Now, to talk about the “other” not so high end cuts in a cow. There are the chuck, round and the ground beef. Chuck (front end of animal) can be used for roasts, stew meat/kabobs or ground. The rounds (top end of the back end of animal) are used for roasts, London broil and minute steaks. That leaves almost 200lbs of ground beef per cow! With this, other than burger, we make beef chorizo, Italian sausage, hot dogs and NEW this month German summer sausage.
For the pork there is the shoulder, hams (back end) and ground meat. Shoulder can be made into Irish bacon, roasts known as pork butt or pork shoulder or ground up. The hams are made into hams or ground up. Depending on the season or the stock on hand we have 30 to 80lbs per pig to make into Italian sausage, chorizo, andouille, breakfast sausage or ground pork. Near Christmas and Easter we have the “hams” ground for sausage, closer to the holidays we save them for hams.
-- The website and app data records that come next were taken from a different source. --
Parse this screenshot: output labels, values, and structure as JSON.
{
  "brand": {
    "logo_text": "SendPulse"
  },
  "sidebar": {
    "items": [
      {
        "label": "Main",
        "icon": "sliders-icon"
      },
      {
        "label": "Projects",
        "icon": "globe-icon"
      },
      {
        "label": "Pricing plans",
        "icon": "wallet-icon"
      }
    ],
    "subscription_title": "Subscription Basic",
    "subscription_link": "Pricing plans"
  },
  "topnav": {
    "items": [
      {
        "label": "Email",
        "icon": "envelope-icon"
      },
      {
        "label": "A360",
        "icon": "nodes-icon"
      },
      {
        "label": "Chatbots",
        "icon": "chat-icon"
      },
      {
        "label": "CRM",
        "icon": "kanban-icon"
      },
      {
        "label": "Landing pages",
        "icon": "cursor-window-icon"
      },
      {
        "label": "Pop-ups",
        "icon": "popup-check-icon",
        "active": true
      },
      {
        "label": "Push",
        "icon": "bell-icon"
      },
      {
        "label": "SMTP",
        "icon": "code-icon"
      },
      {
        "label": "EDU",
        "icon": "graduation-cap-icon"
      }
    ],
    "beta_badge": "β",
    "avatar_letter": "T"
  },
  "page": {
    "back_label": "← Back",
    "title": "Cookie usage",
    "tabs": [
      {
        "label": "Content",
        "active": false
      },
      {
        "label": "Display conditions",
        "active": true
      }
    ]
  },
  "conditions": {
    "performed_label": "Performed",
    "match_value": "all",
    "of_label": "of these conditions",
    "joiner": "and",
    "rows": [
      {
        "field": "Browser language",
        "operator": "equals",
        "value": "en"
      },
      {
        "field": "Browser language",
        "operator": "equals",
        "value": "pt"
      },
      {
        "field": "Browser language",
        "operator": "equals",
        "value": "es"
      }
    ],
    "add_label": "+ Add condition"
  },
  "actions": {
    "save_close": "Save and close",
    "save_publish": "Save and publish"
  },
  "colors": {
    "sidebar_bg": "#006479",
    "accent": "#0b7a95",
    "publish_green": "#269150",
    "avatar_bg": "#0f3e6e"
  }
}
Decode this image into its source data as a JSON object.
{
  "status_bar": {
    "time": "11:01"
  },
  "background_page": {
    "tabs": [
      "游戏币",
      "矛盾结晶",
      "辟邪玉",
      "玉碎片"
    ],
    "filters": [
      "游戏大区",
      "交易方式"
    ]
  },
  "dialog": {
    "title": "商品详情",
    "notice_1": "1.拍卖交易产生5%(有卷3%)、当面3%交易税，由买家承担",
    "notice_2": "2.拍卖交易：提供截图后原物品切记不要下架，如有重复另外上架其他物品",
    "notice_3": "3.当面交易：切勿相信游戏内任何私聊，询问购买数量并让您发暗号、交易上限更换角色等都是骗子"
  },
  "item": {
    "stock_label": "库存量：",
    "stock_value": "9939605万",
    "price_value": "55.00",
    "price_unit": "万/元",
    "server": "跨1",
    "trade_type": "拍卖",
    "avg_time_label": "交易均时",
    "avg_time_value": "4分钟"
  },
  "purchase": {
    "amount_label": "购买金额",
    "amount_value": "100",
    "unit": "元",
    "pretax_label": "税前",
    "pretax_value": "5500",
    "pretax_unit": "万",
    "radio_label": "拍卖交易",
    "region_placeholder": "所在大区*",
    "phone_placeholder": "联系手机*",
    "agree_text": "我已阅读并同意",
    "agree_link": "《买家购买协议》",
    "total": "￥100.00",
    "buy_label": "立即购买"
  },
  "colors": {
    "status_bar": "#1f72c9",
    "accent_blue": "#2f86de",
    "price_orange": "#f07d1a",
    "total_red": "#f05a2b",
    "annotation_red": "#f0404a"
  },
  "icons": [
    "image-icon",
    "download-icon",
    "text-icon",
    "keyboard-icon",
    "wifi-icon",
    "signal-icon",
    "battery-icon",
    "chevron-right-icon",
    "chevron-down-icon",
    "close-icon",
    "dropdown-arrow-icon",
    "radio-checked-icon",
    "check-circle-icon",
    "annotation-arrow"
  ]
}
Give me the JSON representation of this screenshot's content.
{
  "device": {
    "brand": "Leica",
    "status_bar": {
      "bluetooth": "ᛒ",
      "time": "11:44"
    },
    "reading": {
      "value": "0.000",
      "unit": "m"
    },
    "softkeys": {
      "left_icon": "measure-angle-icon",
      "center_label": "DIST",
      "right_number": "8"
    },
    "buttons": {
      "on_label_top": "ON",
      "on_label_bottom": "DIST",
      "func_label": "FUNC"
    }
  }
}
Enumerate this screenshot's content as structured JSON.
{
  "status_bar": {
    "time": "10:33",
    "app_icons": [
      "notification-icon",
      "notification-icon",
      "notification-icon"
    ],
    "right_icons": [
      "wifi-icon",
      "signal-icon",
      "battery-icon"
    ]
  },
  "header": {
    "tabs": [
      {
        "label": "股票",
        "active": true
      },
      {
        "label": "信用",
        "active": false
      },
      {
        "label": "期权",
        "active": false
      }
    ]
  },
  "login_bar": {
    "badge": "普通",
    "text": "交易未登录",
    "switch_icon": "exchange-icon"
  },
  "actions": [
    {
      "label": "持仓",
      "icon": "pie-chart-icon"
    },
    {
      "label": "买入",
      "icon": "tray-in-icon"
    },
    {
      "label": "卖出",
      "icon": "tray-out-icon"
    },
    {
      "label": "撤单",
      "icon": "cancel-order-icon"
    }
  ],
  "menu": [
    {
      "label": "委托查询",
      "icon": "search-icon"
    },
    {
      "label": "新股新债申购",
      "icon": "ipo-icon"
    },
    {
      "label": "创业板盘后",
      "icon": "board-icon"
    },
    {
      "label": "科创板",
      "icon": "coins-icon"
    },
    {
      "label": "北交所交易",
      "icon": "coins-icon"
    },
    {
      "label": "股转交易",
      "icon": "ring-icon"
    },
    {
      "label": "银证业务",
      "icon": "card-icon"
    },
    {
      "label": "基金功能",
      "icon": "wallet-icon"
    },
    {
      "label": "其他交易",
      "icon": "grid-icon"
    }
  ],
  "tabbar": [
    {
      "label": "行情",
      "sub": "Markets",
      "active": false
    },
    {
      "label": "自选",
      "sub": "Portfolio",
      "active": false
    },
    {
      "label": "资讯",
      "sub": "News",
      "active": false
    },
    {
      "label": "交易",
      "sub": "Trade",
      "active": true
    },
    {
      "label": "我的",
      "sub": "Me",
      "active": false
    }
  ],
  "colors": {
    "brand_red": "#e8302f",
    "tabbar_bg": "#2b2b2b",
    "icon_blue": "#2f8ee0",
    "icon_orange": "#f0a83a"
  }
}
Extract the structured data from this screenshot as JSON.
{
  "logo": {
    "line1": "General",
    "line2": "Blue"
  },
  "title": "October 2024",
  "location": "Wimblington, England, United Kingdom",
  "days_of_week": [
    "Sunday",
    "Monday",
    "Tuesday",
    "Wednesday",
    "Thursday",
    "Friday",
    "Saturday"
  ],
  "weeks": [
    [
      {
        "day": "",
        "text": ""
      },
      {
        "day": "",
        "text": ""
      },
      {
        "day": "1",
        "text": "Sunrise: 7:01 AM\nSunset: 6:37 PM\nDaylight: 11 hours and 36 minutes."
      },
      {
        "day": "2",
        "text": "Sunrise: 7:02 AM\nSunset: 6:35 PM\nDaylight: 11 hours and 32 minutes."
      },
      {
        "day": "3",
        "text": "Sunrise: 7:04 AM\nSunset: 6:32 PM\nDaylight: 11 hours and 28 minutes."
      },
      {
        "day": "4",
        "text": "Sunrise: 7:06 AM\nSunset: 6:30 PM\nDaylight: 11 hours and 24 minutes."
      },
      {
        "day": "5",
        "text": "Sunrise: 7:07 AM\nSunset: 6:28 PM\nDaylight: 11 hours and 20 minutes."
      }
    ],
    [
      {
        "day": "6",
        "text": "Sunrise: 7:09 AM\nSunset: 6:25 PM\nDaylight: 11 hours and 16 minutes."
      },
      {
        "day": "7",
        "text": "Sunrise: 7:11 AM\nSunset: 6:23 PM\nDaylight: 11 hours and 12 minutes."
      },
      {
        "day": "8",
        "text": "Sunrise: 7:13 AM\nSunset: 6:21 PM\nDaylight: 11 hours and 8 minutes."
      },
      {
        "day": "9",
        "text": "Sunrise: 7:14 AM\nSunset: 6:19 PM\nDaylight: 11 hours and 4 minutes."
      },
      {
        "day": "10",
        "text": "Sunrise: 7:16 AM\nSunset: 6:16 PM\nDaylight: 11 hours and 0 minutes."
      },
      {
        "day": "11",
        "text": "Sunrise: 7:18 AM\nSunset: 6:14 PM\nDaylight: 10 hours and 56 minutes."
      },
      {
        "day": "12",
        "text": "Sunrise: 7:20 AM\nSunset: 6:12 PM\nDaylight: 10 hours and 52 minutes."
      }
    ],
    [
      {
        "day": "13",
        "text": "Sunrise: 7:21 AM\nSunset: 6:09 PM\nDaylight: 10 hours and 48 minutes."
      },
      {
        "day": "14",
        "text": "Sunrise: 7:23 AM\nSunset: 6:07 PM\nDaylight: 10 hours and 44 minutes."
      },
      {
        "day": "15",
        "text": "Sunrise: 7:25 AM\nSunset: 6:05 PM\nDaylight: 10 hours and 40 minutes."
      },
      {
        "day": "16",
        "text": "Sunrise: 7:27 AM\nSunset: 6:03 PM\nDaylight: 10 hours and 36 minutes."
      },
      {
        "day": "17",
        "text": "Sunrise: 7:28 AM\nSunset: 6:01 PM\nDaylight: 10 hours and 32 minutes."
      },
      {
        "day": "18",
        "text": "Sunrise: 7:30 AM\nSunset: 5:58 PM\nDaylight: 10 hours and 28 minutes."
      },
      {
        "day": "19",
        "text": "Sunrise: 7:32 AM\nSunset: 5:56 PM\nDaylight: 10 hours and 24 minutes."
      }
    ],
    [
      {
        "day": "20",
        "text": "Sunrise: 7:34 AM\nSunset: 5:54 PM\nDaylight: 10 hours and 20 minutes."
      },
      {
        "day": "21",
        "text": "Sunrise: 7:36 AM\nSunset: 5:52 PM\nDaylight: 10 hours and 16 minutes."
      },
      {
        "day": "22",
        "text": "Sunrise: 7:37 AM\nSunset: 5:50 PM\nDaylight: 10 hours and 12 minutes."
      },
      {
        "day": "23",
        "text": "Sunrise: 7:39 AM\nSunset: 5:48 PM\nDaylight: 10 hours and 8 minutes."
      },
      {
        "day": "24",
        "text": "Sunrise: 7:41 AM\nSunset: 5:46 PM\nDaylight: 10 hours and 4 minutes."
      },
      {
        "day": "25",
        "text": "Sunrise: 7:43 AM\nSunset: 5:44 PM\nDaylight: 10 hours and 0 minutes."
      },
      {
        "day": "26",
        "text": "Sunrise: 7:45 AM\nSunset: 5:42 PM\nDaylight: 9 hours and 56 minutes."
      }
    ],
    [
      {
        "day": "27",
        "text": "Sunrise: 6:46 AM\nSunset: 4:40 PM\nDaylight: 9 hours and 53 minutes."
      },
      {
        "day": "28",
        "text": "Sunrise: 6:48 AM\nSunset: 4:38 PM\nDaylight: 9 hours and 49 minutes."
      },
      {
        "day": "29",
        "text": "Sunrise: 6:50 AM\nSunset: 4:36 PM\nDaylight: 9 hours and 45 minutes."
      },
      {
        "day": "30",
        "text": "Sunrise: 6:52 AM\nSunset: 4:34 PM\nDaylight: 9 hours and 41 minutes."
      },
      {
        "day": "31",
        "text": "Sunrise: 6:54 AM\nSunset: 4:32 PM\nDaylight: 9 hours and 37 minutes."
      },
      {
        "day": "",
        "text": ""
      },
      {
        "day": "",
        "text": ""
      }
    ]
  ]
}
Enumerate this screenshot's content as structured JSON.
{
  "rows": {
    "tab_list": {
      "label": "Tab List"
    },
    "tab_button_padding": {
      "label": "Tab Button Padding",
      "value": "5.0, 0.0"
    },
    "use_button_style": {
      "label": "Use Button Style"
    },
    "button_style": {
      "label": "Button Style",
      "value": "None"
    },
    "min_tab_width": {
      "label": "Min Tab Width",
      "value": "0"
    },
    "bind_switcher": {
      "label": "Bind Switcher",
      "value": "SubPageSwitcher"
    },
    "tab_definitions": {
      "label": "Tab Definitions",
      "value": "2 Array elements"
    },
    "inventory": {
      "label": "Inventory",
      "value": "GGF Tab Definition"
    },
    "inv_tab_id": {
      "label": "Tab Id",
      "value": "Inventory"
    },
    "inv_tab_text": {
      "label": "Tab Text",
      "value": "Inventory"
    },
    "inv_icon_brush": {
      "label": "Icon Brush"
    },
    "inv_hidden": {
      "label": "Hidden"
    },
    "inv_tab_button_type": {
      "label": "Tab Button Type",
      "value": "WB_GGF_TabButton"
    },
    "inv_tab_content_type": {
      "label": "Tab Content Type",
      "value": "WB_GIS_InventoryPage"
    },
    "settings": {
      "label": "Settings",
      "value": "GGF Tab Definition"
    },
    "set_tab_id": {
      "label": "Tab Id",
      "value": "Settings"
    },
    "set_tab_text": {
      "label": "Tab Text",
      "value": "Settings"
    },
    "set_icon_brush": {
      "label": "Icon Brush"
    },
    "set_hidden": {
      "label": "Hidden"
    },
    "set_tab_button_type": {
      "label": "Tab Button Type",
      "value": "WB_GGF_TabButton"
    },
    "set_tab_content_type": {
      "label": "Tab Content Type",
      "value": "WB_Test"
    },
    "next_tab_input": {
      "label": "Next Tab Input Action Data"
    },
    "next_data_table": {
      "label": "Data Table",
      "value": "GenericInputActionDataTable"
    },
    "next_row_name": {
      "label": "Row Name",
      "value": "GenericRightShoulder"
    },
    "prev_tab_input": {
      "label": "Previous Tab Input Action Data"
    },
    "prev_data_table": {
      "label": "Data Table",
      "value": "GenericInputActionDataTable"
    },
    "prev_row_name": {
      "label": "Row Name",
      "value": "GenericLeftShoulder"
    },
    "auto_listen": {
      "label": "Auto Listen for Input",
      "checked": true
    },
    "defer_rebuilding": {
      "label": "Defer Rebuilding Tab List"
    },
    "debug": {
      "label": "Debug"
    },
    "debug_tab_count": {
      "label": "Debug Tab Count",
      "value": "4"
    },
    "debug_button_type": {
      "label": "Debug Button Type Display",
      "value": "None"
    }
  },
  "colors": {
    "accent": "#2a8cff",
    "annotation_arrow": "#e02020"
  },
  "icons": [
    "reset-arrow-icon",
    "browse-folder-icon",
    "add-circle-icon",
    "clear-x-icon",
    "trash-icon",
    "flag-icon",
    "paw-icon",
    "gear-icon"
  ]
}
As long as I am talking about the beef and pork I might as well touch on the chicken. As most of you know, we raise Freedom Ranger chickens for meat. Not the HIGHLY genetically modified Cornish cross. Freedom Rangers take 12 weeks to reach maturity, not 5weeks like the Cornish Cross. They can only be raised outside in New York State from May to (if we are lucky) October; they need warm weather. We want them to have fresh air and grass, not confined in a barn, so this is our time frame for raising them. We raise as many as we can, but we only have so much land and time so there is a limit. We have to transport them to a processor which puts limits on the amount we can do as well. New York State Ag and Markets makes it very hard to do on farm processing so we use a licensed local Amish processor. Birds have to be sold whole, due to Ag and Markets regulations. For 2012 we are raising 1500 freedom Rangers. We are having some MAJOR predator issues this season!!! We have lost over 200 birds due to mink, raccoon and fox. We have a friend trapping, we can only hope we get this under control!!!
Review our cooking tips page for rules of thumb for cooking grass-fed meats. Cooking Tips Link: http://cookingwithhighpointfarms.wordpress.com